I have heard some of these ideas over and over but never quite grasped the concept of the backdrop. Sean has understood this concept for a long time and those who know him can attest to his ability to connect on deeper levels and to encourage, to teach and to be a genuinely caring friend. He is not hung up, like so many of us are, on feverishly continuing to paint the set even though the play has already begun. We should put down our brushes and be part of what is going on, either on the stage or in the audience, so to speak.

Many of us have complained about the [institution of] church and how we dislike the highly programmatic nature of so many churches today and how it just begins to feel like there’s always yet another event to attend or to volunteer for. After awhile it seems like all we are there for is to serve the event. Worse yet is when leadership begins to value the success of the event instead of how well people connected with one another, with God, and whether or not unconditional love was being demonstrated. It is truly frustrating if a group of volunteers receives a tongue-lashing because they didn’t get enough of the set painted even though they know that people came away feeling loved and valued despite how the backdrop turned out. It seems to me that we come away from the church feeling dissatisfied because we know that it is not the set that matters at all. We are struggling, we are hurting, we are seeking some answers, and we are longing for acceptance that goes way beyond a smile and a pat on the back and some trite conversation. We could care less about the backdrop.

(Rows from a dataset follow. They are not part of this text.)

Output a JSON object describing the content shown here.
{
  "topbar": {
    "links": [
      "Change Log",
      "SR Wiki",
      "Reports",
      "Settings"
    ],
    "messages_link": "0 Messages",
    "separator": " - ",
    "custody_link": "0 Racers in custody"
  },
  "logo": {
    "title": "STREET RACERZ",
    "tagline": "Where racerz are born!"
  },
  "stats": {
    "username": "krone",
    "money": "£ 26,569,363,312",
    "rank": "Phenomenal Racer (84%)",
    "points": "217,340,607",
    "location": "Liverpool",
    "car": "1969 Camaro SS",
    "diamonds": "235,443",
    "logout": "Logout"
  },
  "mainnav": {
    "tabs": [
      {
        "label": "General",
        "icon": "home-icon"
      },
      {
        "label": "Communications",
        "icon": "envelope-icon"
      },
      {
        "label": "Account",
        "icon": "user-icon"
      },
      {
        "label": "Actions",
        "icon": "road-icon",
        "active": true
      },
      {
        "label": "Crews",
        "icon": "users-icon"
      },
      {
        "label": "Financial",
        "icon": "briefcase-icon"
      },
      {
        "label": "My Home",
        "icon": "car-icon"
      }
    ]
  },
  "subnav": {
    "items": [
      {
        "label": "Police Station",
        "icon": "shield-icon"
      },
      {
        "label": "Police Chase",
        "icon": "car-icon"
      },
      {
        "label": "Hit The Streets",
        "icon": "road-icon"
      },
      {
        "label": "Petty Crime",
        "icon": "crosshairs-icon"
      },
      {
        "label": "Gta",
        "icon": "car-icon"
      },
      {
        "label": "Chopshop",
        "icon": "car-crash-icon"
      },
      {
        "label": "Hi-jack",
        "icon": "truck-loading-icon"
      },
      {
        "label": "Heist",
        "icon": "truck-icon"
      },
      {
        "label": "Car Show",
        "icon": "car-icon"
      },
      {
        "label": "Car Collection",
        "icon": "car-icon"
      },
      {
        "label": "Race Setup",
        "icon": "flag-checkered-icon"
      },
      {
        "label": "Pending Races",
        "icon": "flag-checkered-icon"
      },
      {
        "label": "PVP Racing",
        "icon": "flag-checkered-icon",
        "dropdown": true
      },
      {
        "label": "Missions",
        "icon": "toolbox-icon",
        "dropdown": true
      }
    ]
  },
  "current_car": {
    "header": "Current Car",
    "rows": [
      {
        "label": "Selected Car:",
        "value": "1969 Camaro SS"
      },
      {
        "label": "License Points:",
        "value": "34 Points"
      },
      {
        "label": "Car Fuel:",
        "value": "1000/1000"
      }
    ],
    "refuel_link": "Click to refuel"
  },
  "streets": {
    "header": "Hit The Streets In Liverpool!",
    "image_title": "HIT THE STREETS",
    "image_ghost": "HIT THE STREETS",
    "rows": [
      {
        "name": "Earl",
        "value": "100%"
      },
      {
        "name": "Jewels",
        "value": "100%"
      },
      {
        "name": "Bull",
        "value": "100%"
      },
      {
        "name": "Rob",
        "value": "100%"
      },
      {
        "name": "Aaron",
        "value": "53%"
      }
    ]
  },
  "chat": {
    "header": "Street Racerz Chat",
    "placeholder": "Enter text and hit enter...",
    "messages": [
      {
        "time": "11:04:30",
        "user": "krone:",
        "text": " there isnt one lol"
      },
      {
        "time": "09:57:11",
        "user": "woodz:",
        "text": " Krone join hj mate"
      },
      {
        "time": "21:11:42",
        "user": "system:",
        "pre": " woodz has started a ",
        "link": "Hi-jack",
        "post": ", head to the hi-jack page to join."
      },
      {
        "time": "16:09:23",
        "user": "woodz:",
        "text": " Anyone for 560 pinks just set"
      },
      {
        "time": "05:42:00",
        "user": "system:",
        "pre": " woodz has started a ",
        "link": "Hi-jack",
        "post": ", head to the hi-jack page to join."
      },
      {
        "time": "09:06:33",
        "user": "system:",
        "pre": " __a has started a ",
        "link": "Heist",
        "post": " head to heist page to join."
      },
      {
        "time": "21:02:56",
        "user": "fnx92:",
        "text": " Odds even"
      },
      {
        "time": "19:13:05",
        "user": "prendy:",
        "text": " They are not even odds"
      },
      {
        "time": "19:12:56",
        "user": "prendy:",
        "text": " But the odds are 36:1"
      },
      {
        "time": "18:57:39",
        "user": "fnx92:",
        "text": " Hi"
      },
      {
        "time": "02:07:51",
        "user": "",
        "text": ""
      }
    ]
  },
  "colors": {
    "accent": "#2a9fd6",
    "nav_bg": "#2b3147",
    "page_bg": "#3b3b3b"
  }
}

Saturday, January 6, 2007

New Year, New Blog

Happy New Year!!
Yes, it's a new blog! Out with the old, in with the new!
I've been thinking of starting a blog for awhile now but could find no direction. Sean gave me some ideas and this is the result: Bats in the Belfry. Yes, I am saying that I feel like a crazy person at times. I am also saying that I am sure I am crazy to even post some of these deep dark thoughts from the domain of Quasimodo's belfry. Or maybe I relate to Quasimodo (a.k.a. The Hunchback of Notre Dame). Until I seek professional help we may never be sure...